● What the task asks
Please return every line of the records below that holds the word "title".

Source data
┌──

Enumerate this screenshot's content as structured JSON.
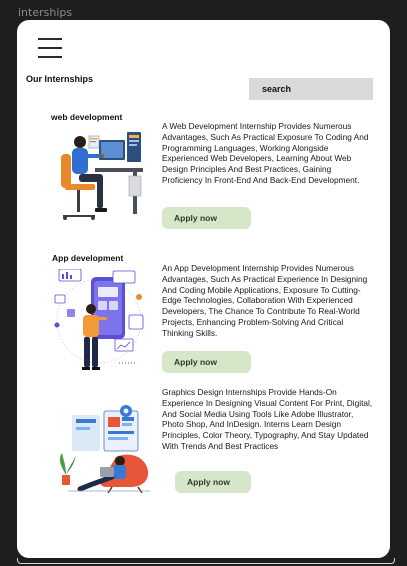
{
  "frame": {
    "label": "interships"
  },
  "page": {
    "heading": "Our Internships",
    "search": {
      "value": "search"
    }
  },
  "internships": [
    {
      "title": "web development",
      "description": "A Web Development Internship Provides Numerous Advantages, Such As Practical Exposure To Coding And Programming Languages, Working Alongside Experienced Web Developers, Learning About Web Design Principles And Best Practices, Gaining Proficiency In Front-End And Back-End Development.",
      "button": "Apply now"
    },
    {
      "title": "App development",
      "description": "An App Development Internship Provides Numerous Advantages, Such As Practical Experience In Designing And Coding Mobile Applications, Exposure To Cutting-Edge Technologies, Collaboration With Experienced Developers, The Chance To Contribute To Real-World Projects, Enhancing Problem-Solving And Critical Thinking Skills.",
      "button": "Apply now"
    },
    {
      "title": "",
      "description": "Graphics Design Internships Provide Hands-On Experience In Designing Visual Content For Print, Digital, And Social Media Using Tools Like Adobe Illustrator, Photo Shop, And InDesign. Interns Learn Design Principles, Color Theory, Typography, And Stay Updated With Trends And Best Practices",
      "button": "Apply now"
    }
  ],
  "colors": {
    "background": "#1e1e1e",
    "card": "#ffffff",
    "button": "#d6e6c9",
    "search": "#d9d9d9"
  }
}
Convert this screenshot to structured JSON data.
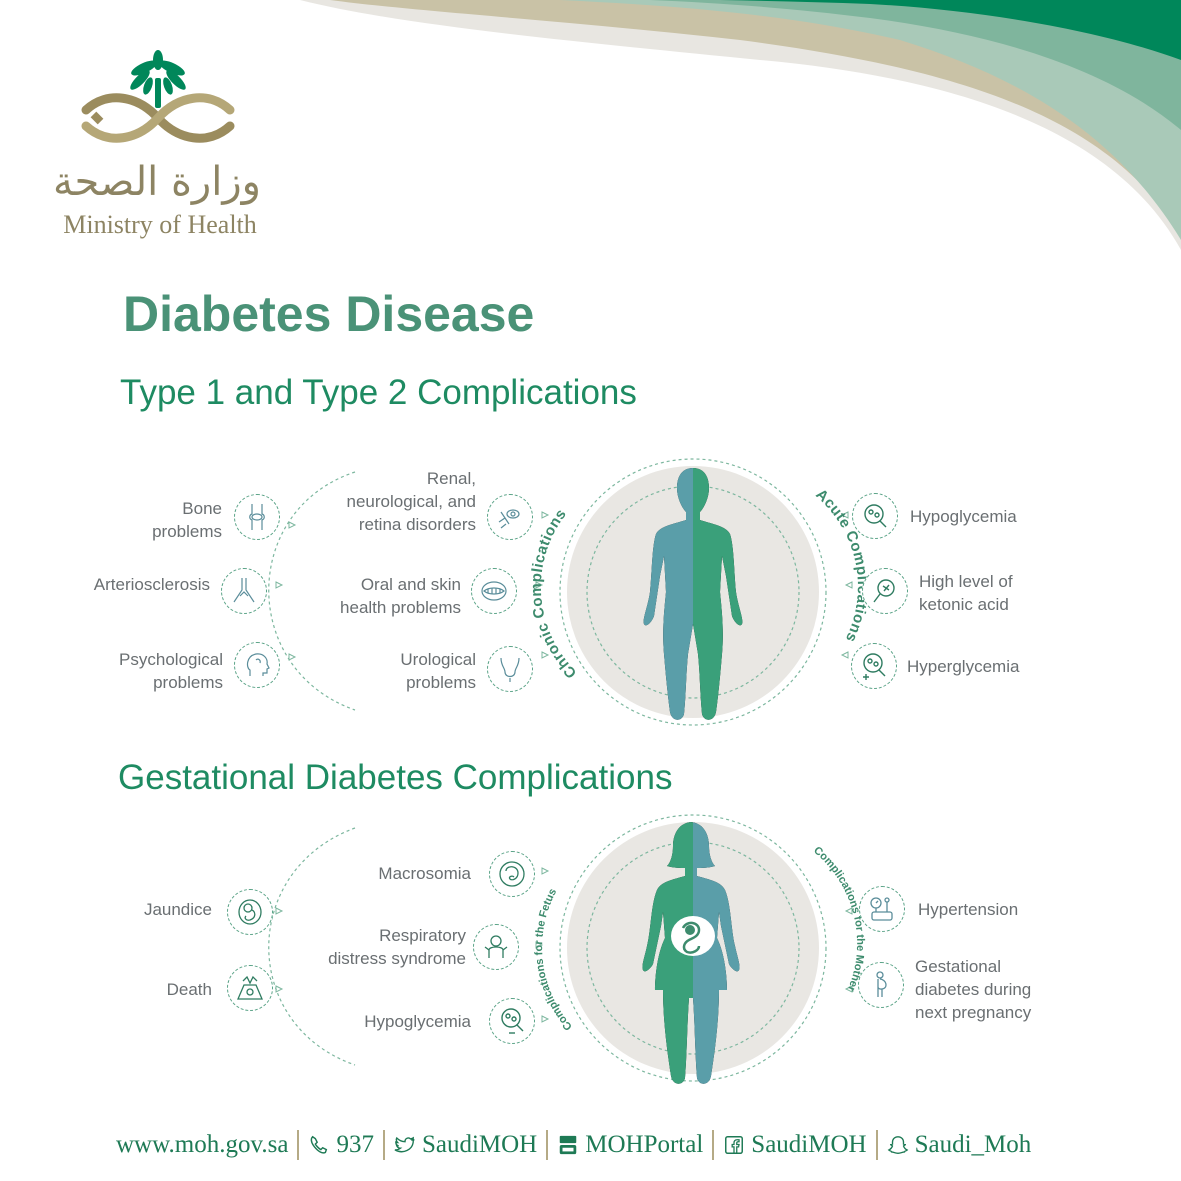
{
  "ministry": {
    "name_ar": "وزارة الصحة",
    "name_en": "Ministry of Health"
  },
  "title": "Diabetes Disease",
  "section1": {
    "heading": "Type 1 and Type 2 Complications",
    "chronic_label": "Chronic Complications",
    "acute_label": "Acute Complications",
    "outer": [
      {
        "label": "Bone\nproblems",
        "icon": "bone-joint-icon"
      },
      {
        "label": "Arteriosclerosis",
        "icon": "artery-icon"
      },
      {
        "label": "Psychological\nproblems",
        "icon": "head-icon"
      }
    ],
    "chronic": [
      {
        "label": "Renal,\nneurological, and\nretina disorders",
        "icon": "neuron-icon"
      },
      {
        "label": "Oral and skin\nhealth problems",
        "icon": "mouth-icon"
      },
      {
        "label": "Urological\nproblems",
        "icon": "bladder-icon"
      }
    ],
    "acute": [
      {
        "label": "Hypoglycemia",
        "icon": "glucose-low-icon"
      },
      {
        "label": "High level of\nketonic acid",
        "icon": "magnifier-icon"
      },
      {
        "label": "Hyperglycemia",
        "icon": "glucose-high-icon"
      }
    ]
  },
  "section2": {
    "heading": "Gestational Diabetes Complications",
    "fetus_label": "Complications for the Fetus",
    "mother_label": "Complications for the Mother",
    "outer": [
      {
        "label": "Jaundice",
        "icon": "fetus-icon"
      },
      {
        "label": "Death",
        "icon": "ultrasound-icon"
      }
    ],
    "fetus": [
      {
        "label": "Macrosomia",
        "icon": "baby-head-icon"
      },
      {
        "label": "Respiratory\ndistress syndrome",
        "icon": "infant-icon"
      },
      {
        "label": "Hypoglycemia",
        "icon": "glucose-low-icon"
      }
    ],
    "mother": [
      {
        "label": "Hypertension",
        "icon": "blood-pressure-icon"
      },
      {
        "label": "Gestational\ndiabetes during\nnext pregnancy",
        "icon": "pregnant-icon"
      }
    ]
  },
  "footer": {
    "website": "www.moh.gov.sa",
    "phone": "937",
    "twitter": "SaudiMOH",
    "youtube": "MOHPortal",
    "facebook": "SaudiMOH",
    "snapchat": "Saudi_Moh"
  },
  "colors": {
    "green_dark": "#00875a",
    "green_mid": "#4a9277",
    "teal": "#5a9ea9",
    "beige": "#b5aa86",
    "grey_disc": "#e9e7e3"
  }
}
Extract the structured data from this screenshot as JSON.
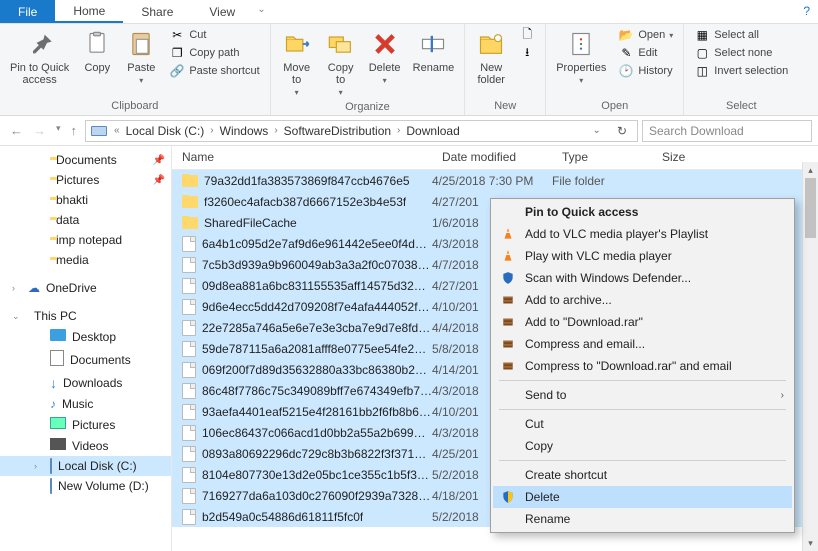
{
  "tabs": {
    "file": "File",
    "home": "Home",
    "share": "Share",
    "view": "View"
  },
  "ribbon": {
    "clipboard": {
      "label": "Clipboard",
      "pin": "Pin to Quick\naccess",
      "copy": "Copy",
      "paste": "Paste",
      "cut": "Cut",
      "copypath": "Copy path",
      "pasteshortcut": "Paste shortcut"
    },
    "organize": {
      "label": "Organize",
      "moveto": "Move\nto",
      "copyto": "Copy\nto",
      "delete": "Delete",
      "rename": "Rename"
    },
    "new": {
      "label": "New",
      "newfolder": "New\nfolder"
    },
    "open": {
      "label": "Open",
      "properties": "Properties",
      "open": "Open",
      "edit": "Edit",
      "history": "History"
    },
    "select": {
      "label": "Select",
      "all": "Select all",
      "none": "Select none",
      "invert": "Invert selection"
    }
  },
  "breadcrumb": {
    "parts": [
      "Local Disk (C:)",
      "Windows",
      "SoftwareDistribution",
      "Download"
    ]
  },
  "search": {
    "placeholder": "Search Download"
  },
  "columns": {
    "name": "Name",
    "date": "Date modified",
    "type": "Type",
    "size": "Size"
  },
  "sidebar": {
    "quick": [
      {
        "label": "Documents",
        "pin": true
      },
      {
        "label": "Pictures",
        "pin": true
      },
      {
        "label": "bhakti"
      },
      {
        "label": "data"
      },
      {
        "label": "imp notepad"
      },
      {
        "label": "media"
      }
    ],
    "onedrive": "OneDrive",
    "thispc": "This PC",
    "pcitems": [
      {
        "label": "Desktop",
        "icon": "desktop"
      },
      {
        "label": "Documents",
        "icon": "docs"
      },
      {
        "label": "Downloads",
        "icon": "down"
      },
      {
        "label": "Music",
        "icon": "music"
      },
      {
        "label": "Pictures",
        "icon": "pics"
      },
      {
        "label": "Videos",
        "icon": "video"
      },
      {
        "label": "Local Disk (C:)",
        "icon": "drive",
        "sel": true
      },
      {
        "label": "New Volume (D:)",
        "icon": "drive"
      }
    ]
  },
  "files": [
    {
      "name": "79a32dd1fa383573869f847ccb4676e5",
      "date": "4/25/2018 7:30 PM",
      "type": "File folder",
      "icon": "folder"
    },
    {
      "name": "f3260ec4afacb387d6667152e3b4e53f",
      "date": "4/27/201",
      "type": "",
      "icon": "folder"
    },
    {
      "name": "SharedFileCache",
      "date": "1/6/2018",
      "type": "",
      "icon": "folder"
    },
    {
      "name": "6a4b1c095d2e7af9d6e961442e5ee0f4d1eb...",
      "date": "4/3/2018",
      "type": "",
      "icon": "file"
    },
    {
      "name": "7c5b3d939a9b960049ab3a3a2f0c07038ad...",
      "date": "4/7/2018",
      "type": "",
      "icon": "file"
    },
    {
      "name": "09d8ea881a6bc831155535aff14575d3203e...",
      "date": "4/27/201",
      "type": "",
      "icon": "file"
    },
    {
      "name": "9d6e4ecc5dd42d709208f7e4afa444052fb9...",
      "date": "4/10/201",
      "type": "",
      "icon": "file"
    },
    {
      "name": "22e7285a746a5e6e7e3e3cba7e9d7e8fd8e8...",
      "date": "4/4/2018",
      "type": "",
      "icon": "file"
    },
    {
      "name": "59de787115a6a2081afff8e0775ee54fe2765...",
      "date": "5/8/2018",
      "type": "",
      "icon": "file"
    },
    {
      "name": "069f200f7d89d35632880a33bc86380b256...",
      "date": "4/14/201",
      "type": "",
      "icon": "file"
    },
    {
      "name": "86c48f7786c75c349089bff7e674349efb725...",
      "date": "4/3/2018",
      "type": "",
      "icon": "file"
    },
    {
      "name": "93aefa4401eaf5215e4f28161bb2f6fb8b652...",
      "date": "4/10/201",
      "type": "",
      "icon": "file"
    },
    {
      "name": "106ec86437c066acd1d0bb2a55a2b699dee...",
      "date": "4/3/2018",
      "type": "",
      "icon": "file"
    },
    {
      "name": "0893a80692296dc729c8b3b6822f3f3714f1...",
      "date": "4/25/201",
      "type": "",
      "icon": "file"
    },
    {
      "name": "8104e807730e13d2e05bc1ce355c1b5f396e...",
      "date": "5/2/2018",
      "type": "",
      "icon": "file"
    },
    {
      "name": "7169277da6a103d0c276090f2939a73285fd...",
      "date": "4/18/201",
      "type": "",
      "icon": "file"
    },
    {
      "name": "b2d549a0c54886d61811f5fc0f                    ",
      "date": "5/2/2018",
      "type": "",
      "icon": "file"
    }
  ],
  "context": {
    "pin": "Pin to Quick access",
    "vlc_playlist": "Add to VLC media player's Playlist",
    "vlc_play": "Play with VLC media player",
    "defender": "Scan with Windows Defender...",
    "add_archive": "Add to archive...",
    "add_rar": "Add to \"Download.rar\"",
    "compress_email": "Compress and email...",
    "compress_rar_email": "Compress to \"Download.rar\" and email",
    "sendto": "Send to",
    "cut": "Cut",
    "copy": "Copy",
    "shortcut": "Create shortcut",
    "delete": "Delete",
    "rename": "Rename"
  }
}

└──

● Worked solution
      "title": "web development",
      "title": "App development",
      "title": "",
  "title": "Diabetes Disease",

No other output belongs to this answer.